-Of course, plenty of drivers, from Simon Pagenaud to Josef Newgarden to Graham Rahal, didn't have the weekends they wanted, but Dario Franchitti made a rare mental error to finish dead last in this one. It was not a happy weekend at the Ganassi team, between Chip Ganassi calling out Honda for engine performance and poor qualifying. Scott Dixon made things a little better by somehow showing up and finishing P5 at the line, but when a P5 finish is the best thing a Ganassi team has to crow about on the weekend, you know there's trouble. Also: Scott Dixon is an incredible driver, and we don't given him enough credit.

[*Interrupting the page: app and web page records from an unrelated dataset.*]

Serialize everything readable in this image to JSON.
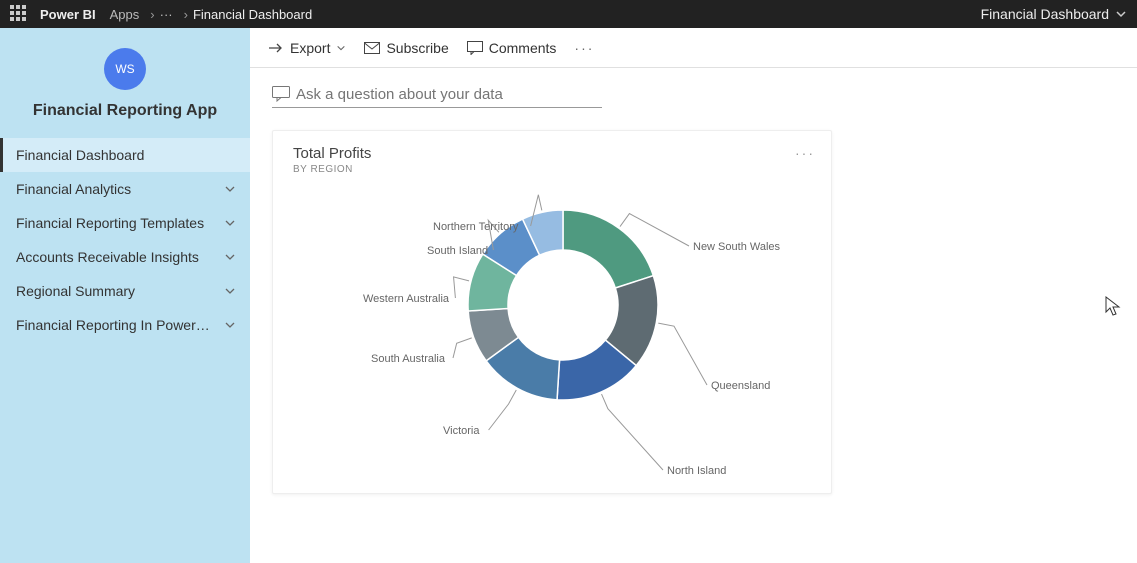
{
  "topbar": {
    "brand": "Power BI",
    "crumb1": "Apps",
    "crumb2": "Financial Dashboard",
    "selector": "Financial Dashboard"
  },
  "sidebar": {
    "avatar": "WS",
    "app_name": "Financial Reporting App",
    "items": [
      {
        "label": "Financial Dashboard",
        "expandable": false
      },
      {
        "label": "Financial Analytics",
        "expandable": true
      },
      {
        "label": "Financial Reporting Templates",
        "expandable": true
      },
      {
        "label": "Accounts Receivable Insights",
        "expandable": true
      },
      {
        "label": "Regional Summary",
        "expandable": true
      },
      {
        "label": "Financial Reporting In Power…",
        "expandable": true
      }
    ]
  },
  "toolbar": {
    "export": "Export",
    "subscribe": "Subscribe",
    "comments": "Comments"
  },
  "qa": {
    "placeholder": "Ask a question about your data"
  },
  "tile": {
    "title": "Total Profits",
    "subtitle": "BY REGION",
    "more": "···"
  },
  "chart_data": {
    "type": "pie",
    "title": "Total Profits",
    "subtitle": "BY REGION",
    "series": [
      {
        "name": "New South Wales",
        "value": 20,
        "color": "#4F9A80"
      },
      {
        "name": "Queensland",
        "value": 16,
        "color": "#5E6B72"
      },
      {
        "name": "North Island",
        "value": 15,
        "color": "#3A66A8"
      },
      {
        "name": "Victoria",
        "value": 14,
        "color": "#4A7CA8"
      },
      {
        "name": "South Australia",
        "value": 9,
        "color": "#7D8A92"
      },
      {
        "name": "Western Australia",
        "value": 10,
        "color": "#6FB59E"
      },
      {
        "name": "South Island",
        "value": 9,
        "color": "#5B8FC9"
      },
      {
        "name": "Northern Territory",
        "value": 7,
        "color": "#96BCE2"
      }
    ]
  }
}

-There were a frankly stunning amount of electrical and mechanical issues Sunday, and it definitely affected the results of the race somewhat. Although Oriol Servia was off-strategy when he had to come in and pit, I'd have liked to have seen what he could have done had he not suffered the mechanical failure in the pits. It was all a bit puzzling, and one has to hope there's a bit less of that at Barber.
-If there was a rough spot of the race, it had to be the yellows, though the broadcast team did an excellent job in filling in the lengthy slow spots as best they could. I'm not precisely sure what can be done about the length of the cautions, but it's something that needs to be looked at.
-It was a full Mazda Road to Indy Schedule, with USF2000 running two races, and Scott Hargrove consequently running away from everyone else to win both. His teammate Neil Alberico should be right there with him on points, but had no shortage of bad luck. In Pro Mazda, Matthew Brabham won both races, but Andretti's Shelby Blackstock grabbed the pole and finished with two podiums, serving notice he could do some big things this year, too. Both series are now off until "The Night Before The 500" in May.
Firestone Indy Lights saw a bit of contact between Carlos Munoz and Gabby Chaves, and that allowed rookie Jack Hawksworth to win his first race in Lights, with Peter Demspey P2 and Sage Karam rounding out the podium. It remains to be seen if Dempsey is going to have anything for the Schmidt cars this year, but one would think this title battle will remain close for awhile. It's on to Barber for Lights in two weeks.
Other Quick Notes: I thought if Takuma Sato had that wing change earlier, he might have avoided some of the jostling late in the race and finished a bit higher. Still a good weekend for the Foyt team overall...Ed Carpenter finished P14, but at least he stayed out of trouble and kept it clean. That's not a bad street course result for him...Team Barracuda didn't seem to have a car that would be in contention this weekend, but they clawed their way to a Top 10. Going back to after Indy last season, they've finished P10 or better in all but two races...In your Top 10 at St. Pete, Chevy took all three podiums, P4, P6, and P7...Josef Newgarden had to retire with mechanical issues, but I think that team is in for a very good result sooner rather than later...That was a rough mistake for JR Hildebrand to make, but like Dario did earlier, he just copped to it and apologized. Always good to see, even when we don't want to see the accident itself...